In my previous post, I described how character attacks have been utilized in Greek politics during the COVID-19 pandemic, which reached a peak during the EYP wiretapping scandal.
Until now, country reputation assassination was viewed as a tool that political leaders use in the international arena to support their national interests and diplomatic goals. However, the aftermath of the EYP wiretapping scandal illustrates how interstate character assassination techniques can be used by national and international media for strategic and non-strategic purposes. In this case, an important question arises: to which category does this process belong? Is it the random, non-strategic effect of an article that happens to promote a negative image of Greece? Or is it part of a constructed defamation campaign by some external power?
In this case, this question may be impossible to answer. The most interesting element lies in the use of country reputation assassination for domestic political purposes. Even if the defamatory New York Times article is merely a random report about the recent developments in Greece, its character assassination value lies in its use in the political opposition’s pressure campaign on the Greek government. By connecting the government’s actions with an international defamation campaign, the Greek opposition has led the process of country reputation assassination into new waters.

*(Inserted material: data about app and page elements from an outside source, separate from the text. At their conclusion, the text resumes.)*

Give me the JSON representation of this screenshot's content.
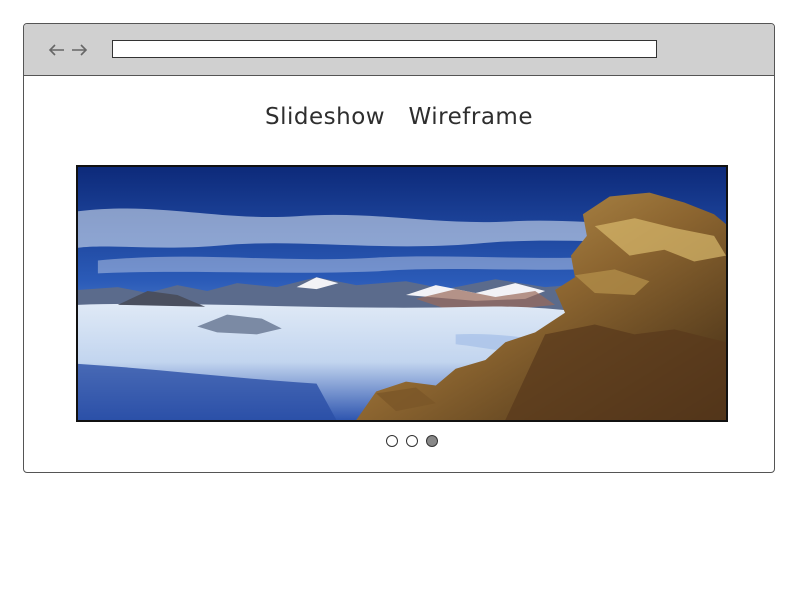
{
  "browser": {
    "address_bar": {
      "value": "",
      "placeholder": ""
    },
    "nav": {
      "back_icon": "arrow-left-icon",
      "forward_icon": "arrow-right-icon"
    }
  },
  "page": {
    "title": "Slideshow   Wireframe"
  },
  "slideshow": {
    "current_slide_image": "mountain-snowfield-landscape",
    "slide_count": 3,
    "active_slide_index": 2,
    "dot_colors": {
      "active": "#888888",
      "inactive": "#ffffff"
    }
  },
  "colors": {
    "toolbar": "#d0d0d0",
    "border": "#555555",
    "title_text": "#2e2e2e"
  }
}
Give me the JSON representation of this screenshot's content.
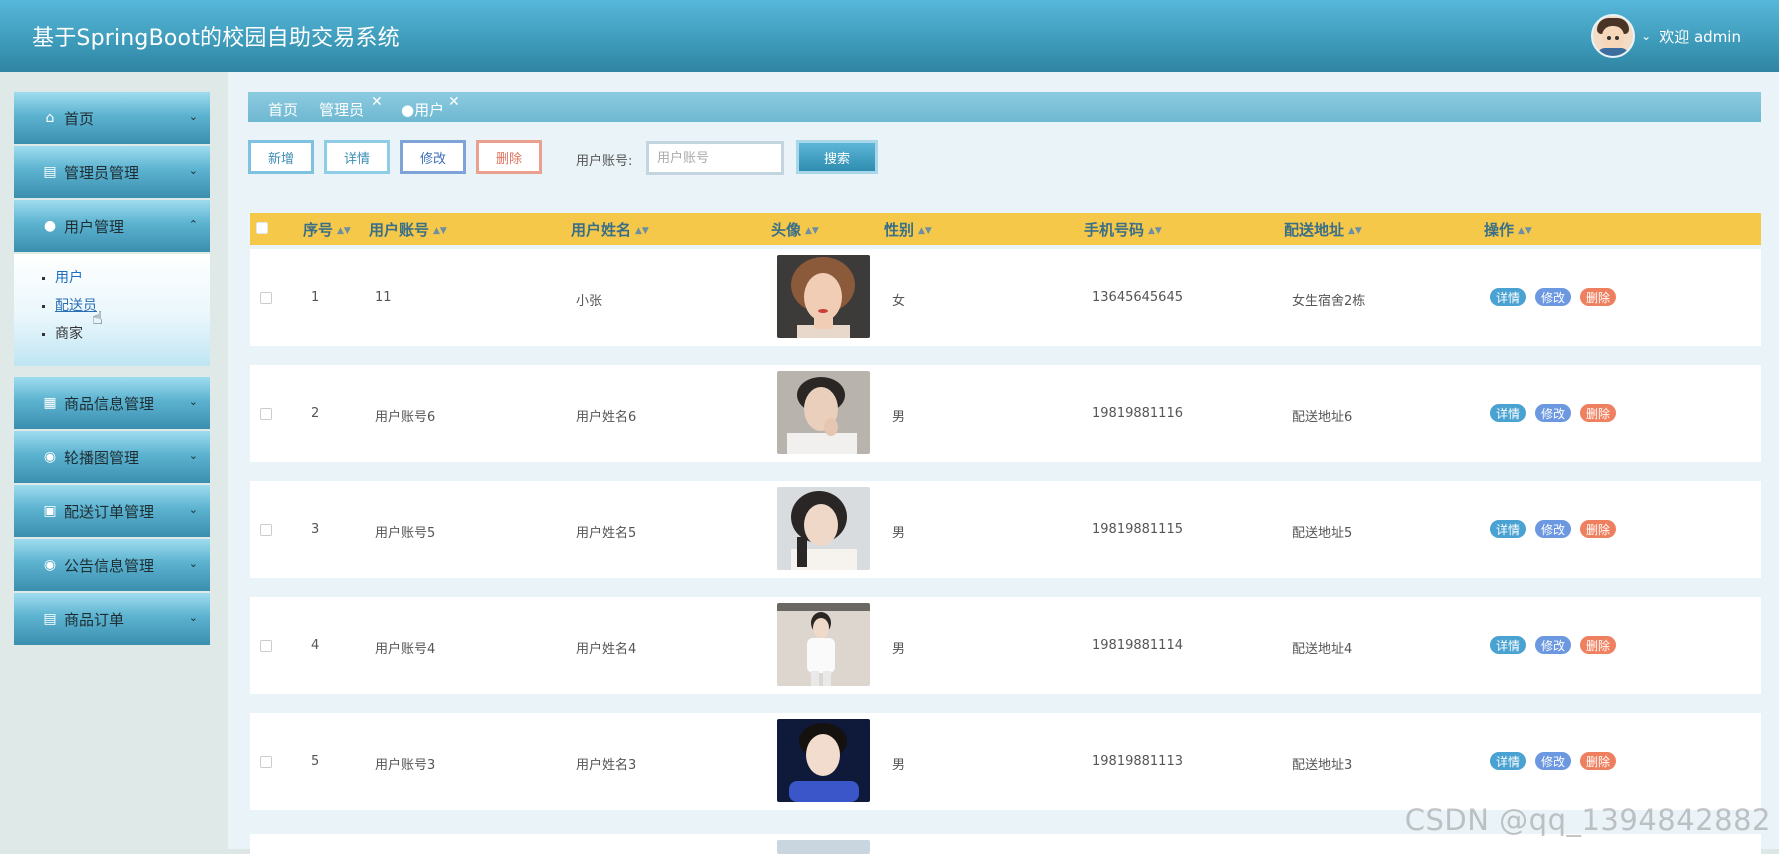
{
  "header": {
    "title": "基于SpringBoot的校园自助交易系统",
    "welcome": "欢迎 admin"
  },
  "sidebar": {
    "items": [
      {
        "label": "首页",
        "icon": "home-icon"
      },
      {
        "label": "管理员管理",
        "icon": "admin-icon"
      },
      {
        "label": "用户管理",
        "icon": "user-icon",
        "expanded": true
      },
      {
        "label": "商品信息管理",
        "icon": "goods-icon"
      },
      {
        "label": "轮播图管理",
        "icon": "carousel-icon"
      },
      {
        "label": "配送订单管理",
        "icon": "delivery-icon"
      },
      {
        "label": "公告信息管理",
        "icon": "notice-icon"
      },
      {
        "label": "商品订单",
        "icon": "order-icon"
      }
    ],
    "submenu": [
      {
        "label": "用户"
      },
      {
        "label": "配送员"
      },
      {
        "label": "商家"
      }
    ]
  },
  "tabs": [
    {
      "label": "首页"
    },
    {
      "label": "管理员"
    },
    {
      "label": "●用户"
    }
  ],
  "toolbar": {
    "add": "新增",
    "detail": "详情",
    "edit": "修改",
    "delete": "删除",
    "search_label": "用户账号:",
    "search_placeholder": "用户账号",
    "search_button": "搜索"
  },
  "table": {
    "columns": [
      "序号",
      "用户账号",
      "用户姓名",
      "头像",
      "性别",
      "手机号码",
      "配送地址",
      "操作"
    ],
    "rows": [
      {
        "index": "1",
        "account": "11",
        "name": "小张",
        "gender": "女",
        "phone": "13645645645",
        "address": "女生宿舍2栋"
      },
      {
        "index": "2",
        "account": "用户账号6",
        "name": "用户姓名6",
        "gender": "男",
        "phone": "19819881116",
        "address": "配送地址6"
      },
      {
        "index": "3",
        "account": "用户账号5",
        "name": "用户姓名5",
        "gender": "男",
        "phone": "19819881115",
        "address": "配送地址5"
      },
      {
        "index": "4",
        "account": "用户账号4",
        "name": "用户姓名4",
        "gender": "男",
        "phone": "19819881114",
        "address": "配送地址4"
      },
      {
        "index": "5",
        "account": "用户账号3",
        "name": "用户姓名3",
        "gender": "男",
        "phone": "19819881113",
        "address": "配送地址3"
      }
    ],
    "row_actions": {
      "detail": "详情",
      "edit": "修改",
      "delete": "删除"
    }
  },
  "watermark": "CSDN @qq_1394842882",
  "colors": {
    "header": "#3d9ab9",
    "table_header": "#f6c84a",
    "detail": "#4aa2d2",
    "edit": "#6b98e0",
    "delete": "#ee8060"
  }
}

A government that mishandles domestic scandals – even when those scandals are publicized? across the world, as happened to former – is one thing. But when those scandals share a common cultural resonance, like western countries connecting the EYP scandal to the “corrupted Greeks” frame of the financial crisis of 2010, or social media users linking COVID-19 containment measures to the actions of a dark authoritarian regime, the story changes.
The main opposition probably understands this. Consequently, they aim to put pressure on the government by highlighting and weaponizing such attacks as part of a character assassination campaign against the Prime Minister and his government. No matter whether they are random or strategic, country reputation assassination attacks are used for the purpose they were invented: to destabilize and overthrow a government.
The difference, however, is that country reputation assassinations usually come from outside actors pursuing geopolitical or diplomatic goals, threatening a country’s stability by provoking a crisis. While this country reputation assassination attack originated with an external actor (a random international journalist), its severity was heightened by an internal actor, the Greek main opposition, who promoted the article to achieve domestic political goals. In the Greek case, we see how extreme domestic political polarization enhanced the effectiveness of country reputation assassination. When such attacks are introduced into the political system through a domestication process, they may trigger polarization rather than the usual rally effect. A combination of negative depictions of the country and strategic blaming against the government (which portrays international negative images as the government’s fault) may eventually lead to political change (in elections or overthrow of the government). As of now, however, the outcome of the Greek case is yet to be seen.